Records provided below:
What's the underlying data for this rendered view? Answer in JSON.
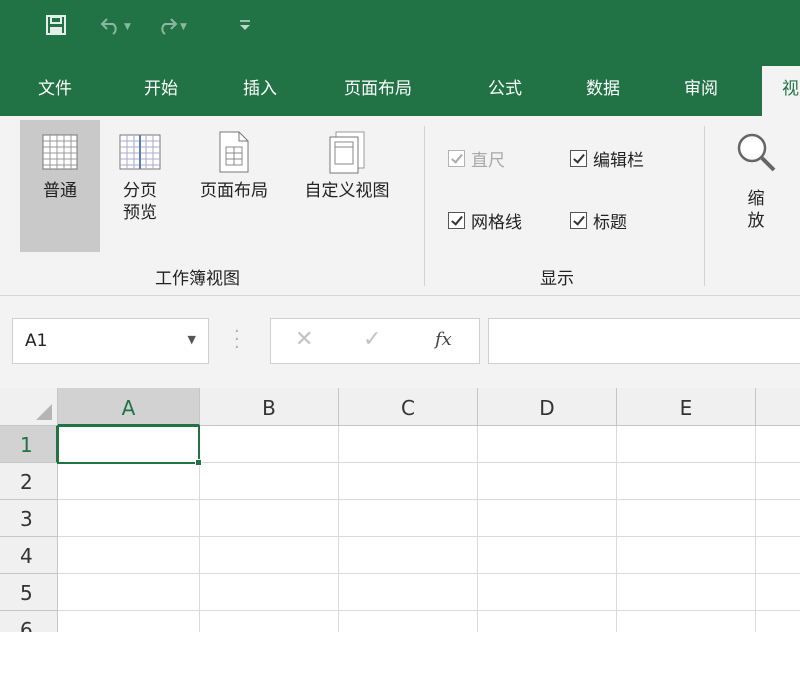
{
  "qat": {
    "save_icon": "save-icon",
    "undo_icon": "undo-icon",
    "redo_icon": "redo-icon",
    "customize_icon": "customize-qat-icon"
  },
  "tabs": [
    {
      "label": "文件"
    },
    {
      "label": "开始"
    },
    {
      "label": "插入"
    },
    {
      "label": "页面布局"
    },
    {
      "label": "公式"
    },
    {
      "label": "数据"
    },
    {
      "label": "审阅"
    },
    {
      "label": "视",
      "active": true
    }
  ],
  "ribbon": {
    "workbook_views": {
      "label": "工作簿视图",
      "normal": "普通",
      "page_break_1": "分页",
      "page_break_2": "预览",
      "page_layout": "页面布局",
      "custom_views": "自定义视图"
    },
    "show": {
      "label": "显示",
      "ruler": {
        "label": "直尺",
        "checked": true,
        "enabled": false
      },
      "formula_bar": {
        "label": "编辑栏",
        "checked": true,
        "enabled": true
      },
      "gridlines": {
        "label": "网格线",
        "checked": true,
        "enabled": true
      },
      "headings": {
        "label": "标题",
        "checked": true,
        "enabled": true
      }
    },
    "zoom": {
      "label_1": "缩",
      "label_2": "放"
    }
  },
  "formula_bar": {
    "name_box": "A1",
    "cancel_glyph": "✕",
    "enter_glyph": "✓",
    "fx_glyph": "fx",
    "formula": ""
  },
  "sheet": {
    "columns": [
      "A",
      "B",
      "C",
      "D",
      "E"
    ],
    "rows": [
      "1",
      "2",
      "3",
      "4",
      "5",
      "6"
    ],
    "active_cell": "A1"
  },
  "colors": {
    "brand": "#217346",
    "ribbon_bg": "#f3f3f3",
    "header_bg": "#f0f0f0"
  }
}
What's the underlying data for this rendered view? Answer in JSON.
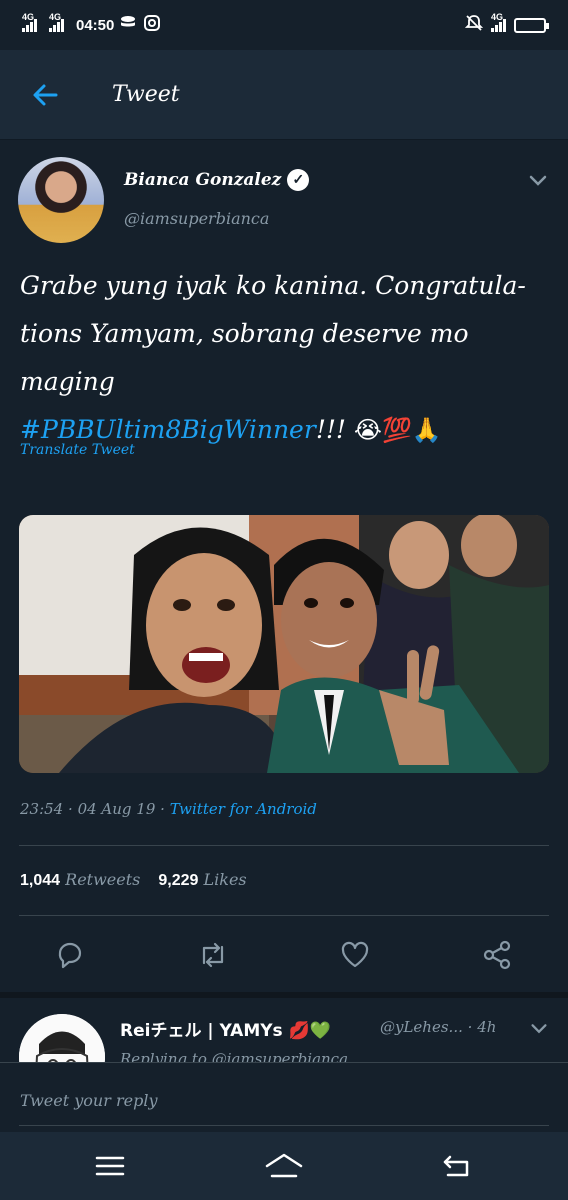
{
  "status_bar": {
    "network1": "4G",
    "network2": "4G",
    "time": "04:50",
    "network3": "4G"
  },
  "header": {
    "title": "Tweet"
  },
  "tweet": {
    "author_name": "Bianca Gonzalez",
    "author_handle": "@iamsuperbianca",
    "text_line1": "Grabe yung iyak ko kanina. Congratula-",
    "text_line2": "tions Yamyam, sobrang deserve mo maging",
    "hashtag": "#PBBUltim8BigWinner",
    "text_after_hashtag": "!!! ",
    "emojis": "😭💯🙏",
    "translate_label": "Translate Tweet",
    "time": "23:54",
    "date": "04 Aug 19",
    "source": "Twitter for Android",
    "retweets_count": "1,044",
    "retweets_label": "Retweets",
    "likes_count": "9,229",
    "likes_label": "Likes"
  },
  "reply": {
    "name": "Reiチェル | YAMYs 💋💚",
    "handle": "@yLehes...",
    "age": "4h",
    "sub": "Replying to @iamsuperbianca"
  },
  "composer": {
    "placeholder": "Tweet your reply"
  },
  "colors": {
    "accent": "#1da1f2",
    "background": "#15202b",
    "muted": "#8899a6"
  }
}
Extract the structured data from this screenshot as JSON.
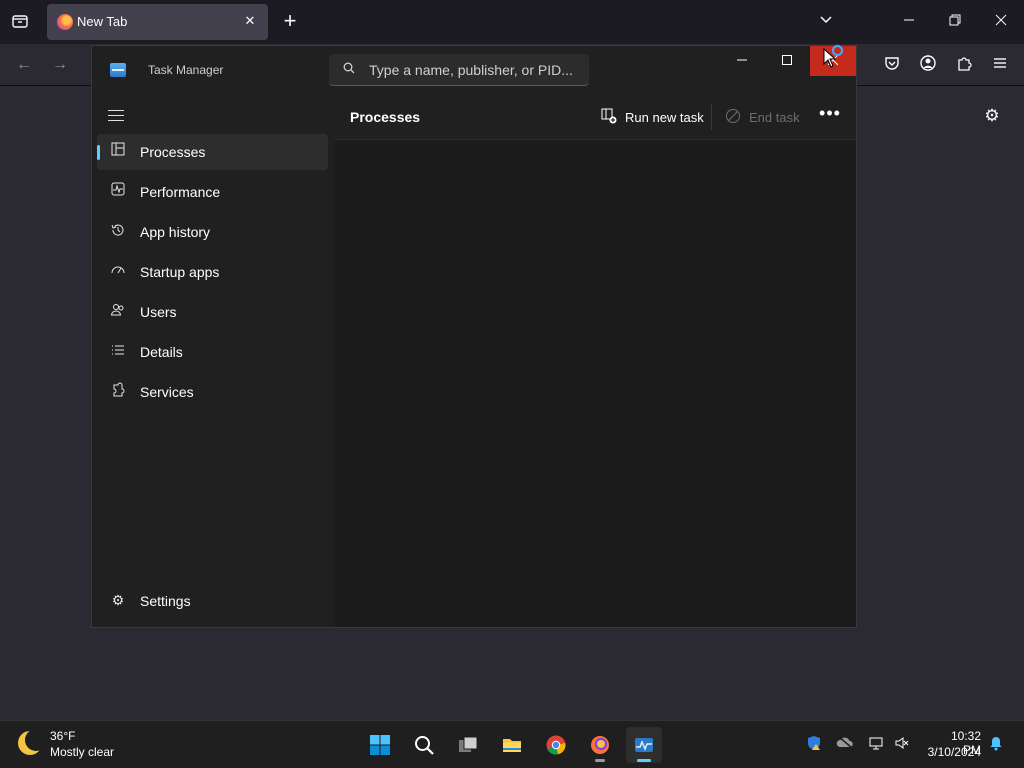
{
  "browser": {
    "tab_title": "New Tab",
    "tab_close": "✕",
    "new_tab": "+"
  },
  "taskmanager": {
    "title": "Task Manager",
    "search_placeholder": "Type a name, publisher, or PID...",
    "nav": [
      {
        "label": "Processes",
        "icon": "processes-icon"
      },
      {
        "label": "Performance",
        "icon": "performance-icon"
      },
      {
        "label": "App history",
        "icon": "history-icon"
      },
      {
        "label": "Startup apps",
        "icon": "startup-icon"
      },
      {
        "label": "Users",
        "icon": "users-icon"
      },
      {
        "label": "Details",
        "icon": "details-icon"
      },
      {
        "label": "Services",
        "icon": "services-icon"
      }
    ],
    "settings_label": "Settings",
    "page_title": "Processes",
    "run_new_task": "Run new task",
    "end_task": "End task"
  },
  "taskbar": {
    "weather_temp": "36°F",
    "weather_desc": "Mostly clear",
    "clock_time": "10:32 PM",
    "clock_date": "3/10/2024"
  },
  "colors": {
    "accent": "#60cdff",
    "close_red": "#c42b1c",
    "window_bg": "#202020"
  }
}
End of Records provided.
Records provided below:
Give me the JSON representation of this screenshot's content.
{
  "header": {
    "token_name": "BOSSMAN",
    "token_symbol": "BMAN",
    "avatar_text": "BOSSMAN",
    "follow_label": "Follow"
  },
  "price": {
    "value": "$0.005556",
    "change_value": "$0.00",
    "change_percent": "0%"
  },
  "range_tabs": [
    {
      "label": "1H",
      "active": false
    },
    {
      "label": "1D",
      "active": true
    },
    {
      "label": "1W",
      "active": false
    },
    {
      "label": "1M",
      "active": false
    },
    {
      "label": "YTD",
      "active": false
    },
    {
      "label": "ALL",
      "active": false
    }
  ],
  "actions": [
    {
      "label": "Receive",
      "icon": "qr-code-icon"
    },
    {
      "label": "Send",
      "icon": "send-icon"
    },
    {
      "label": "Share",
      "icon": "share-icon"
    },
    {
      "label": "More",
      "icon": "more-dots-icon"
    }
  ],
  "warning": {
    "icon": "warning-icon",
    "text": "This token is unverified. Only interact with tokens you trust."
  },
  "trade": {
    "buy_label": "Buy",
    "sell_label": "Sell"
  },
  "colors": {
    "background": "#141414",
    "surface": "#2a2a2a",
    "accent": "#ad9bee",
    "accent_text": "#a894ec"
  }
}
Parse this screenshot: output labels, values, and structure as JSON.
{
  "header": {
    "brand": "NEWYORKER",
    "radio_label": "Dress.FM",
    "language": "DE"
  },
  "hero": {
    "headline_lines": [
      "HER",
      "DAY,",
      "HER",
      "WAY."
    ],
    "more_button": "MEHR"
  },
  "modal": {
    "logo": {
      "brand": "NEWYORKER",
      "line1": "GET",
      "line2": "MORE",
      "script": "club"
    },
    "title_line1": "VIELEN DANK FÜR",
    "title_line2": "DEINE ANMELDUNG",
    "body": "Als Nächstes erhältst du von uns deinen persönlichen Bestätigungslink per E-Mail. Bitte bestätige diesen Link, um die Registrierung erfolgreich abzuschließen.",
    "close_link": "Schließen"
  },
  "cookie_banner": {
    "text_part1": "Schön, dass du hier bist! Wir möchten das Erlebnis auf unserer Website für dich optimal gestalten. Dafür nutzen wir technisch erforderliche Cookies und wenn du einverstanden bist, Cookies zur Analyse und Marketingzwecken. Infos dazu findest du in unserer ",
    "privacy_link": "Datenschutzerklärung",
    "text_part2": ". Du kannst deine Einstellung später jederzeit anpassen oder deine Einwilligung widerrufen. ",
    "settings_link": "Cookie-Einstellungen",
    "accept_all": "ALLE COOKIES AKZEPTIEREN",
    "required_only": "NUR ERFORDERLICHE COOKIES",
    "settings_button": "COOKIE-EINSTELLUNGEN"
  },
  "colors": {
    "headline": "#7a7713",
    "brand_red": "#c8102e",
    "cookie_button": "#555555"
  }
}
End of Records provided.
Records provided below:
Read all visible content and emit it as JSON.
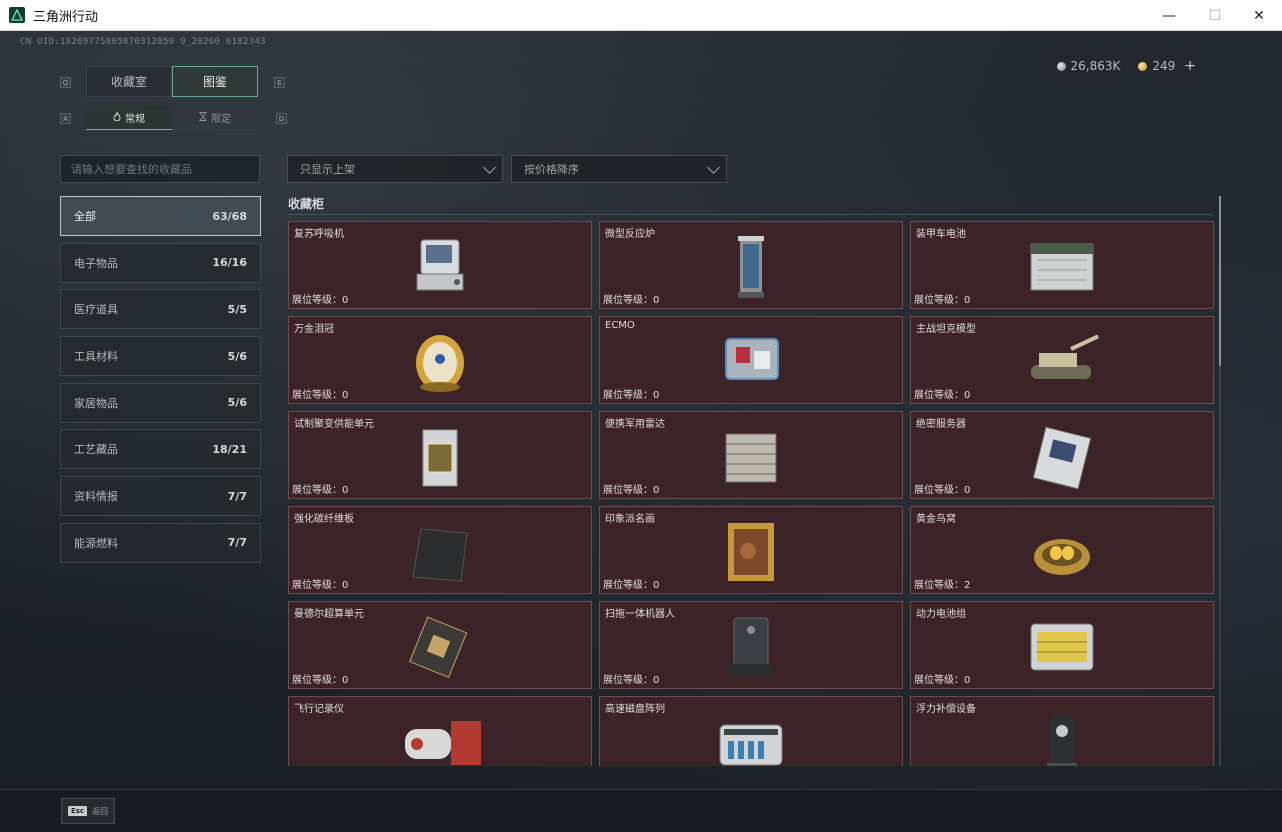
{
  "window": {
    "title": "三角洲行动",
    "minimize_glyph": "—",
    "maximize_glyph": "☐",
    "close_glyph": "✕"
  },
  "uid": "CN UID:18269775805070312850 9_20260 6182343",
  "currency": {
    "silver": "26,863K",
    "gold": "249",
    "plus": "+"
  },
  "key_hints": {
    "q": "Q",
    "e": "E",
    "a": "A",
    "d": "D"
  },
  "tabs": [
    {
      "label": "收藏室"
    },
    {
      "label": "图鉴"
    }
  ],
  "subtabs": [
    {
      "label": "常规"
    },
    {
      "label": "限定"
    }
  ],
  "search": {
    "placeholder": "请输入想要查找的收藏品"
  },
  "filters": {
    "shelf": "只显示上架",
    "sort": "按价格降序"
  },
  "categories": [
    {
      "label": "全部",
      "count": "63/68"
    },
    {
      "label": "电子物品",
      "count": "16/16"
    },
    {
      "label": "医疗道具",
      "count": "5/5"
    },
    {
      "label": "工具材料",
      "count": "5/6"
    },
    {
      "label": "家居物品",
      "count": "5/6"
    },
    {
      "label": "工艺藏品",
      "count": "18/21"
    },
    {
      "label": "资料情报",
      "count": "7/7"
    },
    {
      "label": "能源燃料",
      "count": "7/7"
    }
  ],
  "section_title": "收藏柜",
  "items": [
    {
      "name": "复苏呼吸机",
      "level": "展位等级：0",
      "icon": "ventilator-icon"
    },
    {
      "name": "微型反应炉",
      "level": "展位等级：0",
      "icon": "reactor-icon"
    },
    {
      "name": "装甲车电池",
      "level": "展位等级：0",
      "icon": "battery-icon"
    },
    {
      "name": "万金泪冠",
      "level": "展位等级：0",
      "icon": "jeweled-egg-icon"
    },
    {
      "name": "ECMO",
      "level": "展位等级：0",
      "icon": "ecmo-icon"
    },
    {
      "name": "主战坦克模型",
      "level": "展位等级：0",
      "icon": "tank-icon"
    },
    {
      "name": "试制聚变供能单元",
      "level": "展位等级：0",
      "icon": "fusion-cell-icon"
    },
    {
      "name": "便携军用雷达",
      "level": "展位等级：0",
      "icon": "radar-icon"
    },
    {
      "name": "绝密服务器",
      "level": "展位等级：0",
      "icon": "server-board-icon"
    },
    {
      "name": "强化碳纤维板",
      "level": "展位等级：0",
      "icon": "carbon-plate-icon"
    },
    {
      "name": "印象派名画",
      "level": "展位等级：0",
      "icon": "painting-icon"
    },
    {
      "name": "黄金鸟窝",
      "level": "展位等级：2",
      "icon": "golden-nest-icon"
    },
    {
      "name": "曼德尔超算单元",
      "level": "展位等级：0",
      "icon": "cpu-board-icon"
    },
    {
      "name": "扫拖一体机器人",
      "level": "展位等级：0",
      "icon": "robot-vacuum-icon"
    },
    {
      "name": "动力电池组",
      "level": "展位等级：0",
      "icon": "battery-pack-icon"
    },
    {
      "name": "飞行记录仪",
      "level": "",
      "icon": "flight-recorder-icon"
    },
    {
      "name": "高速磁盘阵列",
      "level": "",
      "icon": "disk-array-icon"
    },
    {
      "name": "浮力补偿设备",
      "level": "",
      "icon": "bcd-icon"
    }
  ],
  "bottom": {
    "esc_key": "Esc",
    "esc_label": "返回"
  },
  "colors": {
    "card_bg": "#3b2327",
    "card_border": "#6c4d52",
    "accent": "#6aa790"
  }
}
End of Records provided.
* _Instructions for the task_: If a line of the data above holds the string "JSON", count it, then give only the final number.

* _Expected output_: 6